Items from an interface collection
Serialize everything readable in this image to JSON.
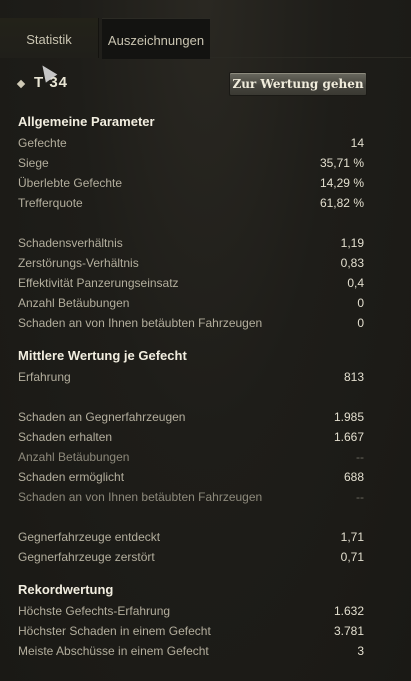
{
  "tabs": [
    {
      "label": "Statistik"
    },
    {
      "label": "Auszeichnungen"
    }
  ],
  "tank": {
    "name": "T 34"
  },
  "rating_button": "Zur Wertung gehen",
  "sections": {
    "general": {
      "title": "Allgemeine Parameter",
      "rows": [
        {
          "label": "Gefechte",
          "value": "14"
        },
        {
          "label": "Siege",
          "value": "35,71 %"
        },
        {
          "label": "Überlebte Gefechte",
          "value": "14,29 %"
        },
        {
          "label": "Trefferquote",
          "value": "61,82 %"
        },
        {
          "label": "Schadensverhältnis",
          "value": "1,19"
        },
        {
          "label": "Zerstörungs-Verhältnis",
          "value": "0,83"
        },
        {
          "label": "Effektivität Panzerungseinsatz",
          "value": "0,4"
        },
        {
          "label": "Anzahl Betäubungen",
          "value": "0"
        },
        {
          "label": "Schaden an von Ihnen betäubten Fahrzeugen",
          "value": "0"
        }
      ]
    },
    "average": {
      "title": "Mittlere Wertung je Gefecht",
      "rows": [
        {
          "label": "Erfahrung",
          "value": "813"
        },
        {
          "label": "Schaden an Gegnerfahrzeugen",
          "value": "1.985"
        },
        {
          "label": "Schaden erhalten",
          "value": "1.667"
        },
        {
          "label": "Anzahl Betäubungen",
          "value": "--"
        },
        {
          "label": "Schaden ermöglicht",
          "value": "688"
        },
        {
          "label": "Schaden an von Ihnen betäubten Fahrzeugen",
          "value": "--"
        },
        {
          "label": "Gegnerfahrzeuge entdeckt",
          "value": "1,71"
        },
        {
          "label": "Gegnerfahrzeuge zerstört",
          "value": "0,71"
        }
      ]
    },
    "record": {
      "title": "Rekordwertung",
      "rows": [
        {
          "label": "Höchste Gefechts-Erfahrung",
          "value": "1.632"
        },
        {
          "label": "Höchster Schaden in einem Gefecht",
          "value": "3.781"
        },
        {
          "label": "Meiste Abschüsse in einem Gefecht",
          "value": "3"
        }
      ]
    }
  }
}
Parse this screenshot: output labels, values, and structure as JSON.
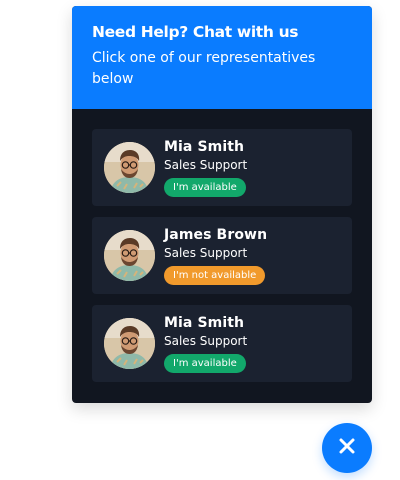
{
  "header": {
    "title": "Need Help? Chat with us",
    "subtitle": "Click one of our representatives below"
  },
  "representatives": [
    {
      "name": "Mia Smith",
      "role": "Sales Support",
      "status": "I'm available",
      "status_color": "#12a86b"
    },
    {
      "name": "James Brown",
      "role": "Sales Support",
      "status": "I'm not available",
      "status_color": "#f19a2c"
    },
    {
      "name": "Mia Smith",
      "role": "Sales Support",
      "status": "I'm available",
      "status_color": "#12a86b"
    }
  ],
  "close_button": {
    "icon": "close-icon"
  },
  "colors": {
    "primary": "#0a7cff",
    "panel_bg": "#111620",
    "card_bg": "#1b2230",
    "available": "#12a86b",
    "unavailable": "#f19a2c"
  }
}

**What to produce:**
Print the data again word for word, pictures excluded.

**Exercise output:**
Serialize everything readable in this image to JSON.
{
  "tabs": [
    {
      "label": "Statistik"
    },
    {
      "label": "Auszeichnungen"
    }
  ],
  "tank": {
    "name": "T 34"
  },
  "rating_button": "Zur Wertung gehen",
  "sections": {
    "general": {
      "title": "Allgemeine Parameter",
      "rows": [
        {
          "label": "Gefechte",
          "value": "14"
        },
        {
          "label": "Siege",
          "value": "35,71 %"
        },
        {
          "label": "Überlebte Gefechte",
          "value": "14,29 %"
        },
        {
          "label": "Trefferquote",
          "value": "61,82 %"
        },
        {
          "label": "Schadensverhältnis",
          "value": "1,19"
        },
        {
          "label": "Zerstörungs-Verhältnis",
          "value": "0,83"
        },
        {
          "label": "Effektivität Panzerungseinsatz",
          "value": "0,4"
        },
        {
          "label": "Anzahl Betäubungen",
          "value": "0"
        },
        {
          "label": "Schaden an von Ihnen betäubten Fahrzeugen",
          "value": "0"
        }
      ]
    },
    "average": {
      "title": "Mittlere Wertung je Gefecht",
      "rows": [
        {
          "label": "Erfahrung",
          "value": "813"
        },
        {
          "label": "Schaden an Gegnerfahrzeugen",
          "value": "1.985"
        },
        {
          "label": "Schaden erhalten",
          "value": "1.667"
        },
        {
          "label": "Anzahl Betäubungen",
          "value": "--"
        },
        {
          "label": "Schaden ermöglicht",
          "value": "688"
        },
        {
          "label": "Schaden an von Ihnen betäubten Fahrzeugen",
          "value": "--"
        },
        {
          "label": "Gegnerfahrzeuge entdeckt",
          "value": "1,71"
        },
        {
          "label": "Gegnerfahrzeuge zerstört",
          "value": "0,71"
        }
      ]
    },
    "record": {
      "title": "Rekordwertung",
      "rows": [
        {
          "label": "Höchste Gefechts-Erfahrung",
          "value": "1.632"
        },
        {
          "label": "Höchster Schaden in einem Gefecht",
          "value": "3.781"
        },
        {
          "label": "Meiste Abschüsse in einem Gefecht",
          "value": "3"
        }
      ]
    }
  }
}
Parse this screenshot: output labels, values, and structure as JSON.
{
  "header": {
    "title": "Need Help? Chat with us",
    "subtitle": "Click one of our representatives below"
  },
  "representatives": [
    {
      "name": "Mia Smith",
      "role": "Sales Support",
      "status": "I'm available",
      "status_color": "#12a86b"
    },
    {
      "name": "James Brown",
      "role": "Sales Support",
      "status": "I'm not available",
      "status_color": "#f19a2c"
    },
    {
      "name": "Mia Smith",
      "role": "Sales Support",
      "status": "I'm available",
      "status_color": "#12a86b"
    }
  ],
  "close_button": {
    "icon": "close-icon"
  },
  "colors": {
    "primary": "#0a7cff",
    "panel_bg": "#111620",
    "card_bg": "#1b2230",
    "available": "#12a86b",
    "unavailable": "#f19a2c"
  }
}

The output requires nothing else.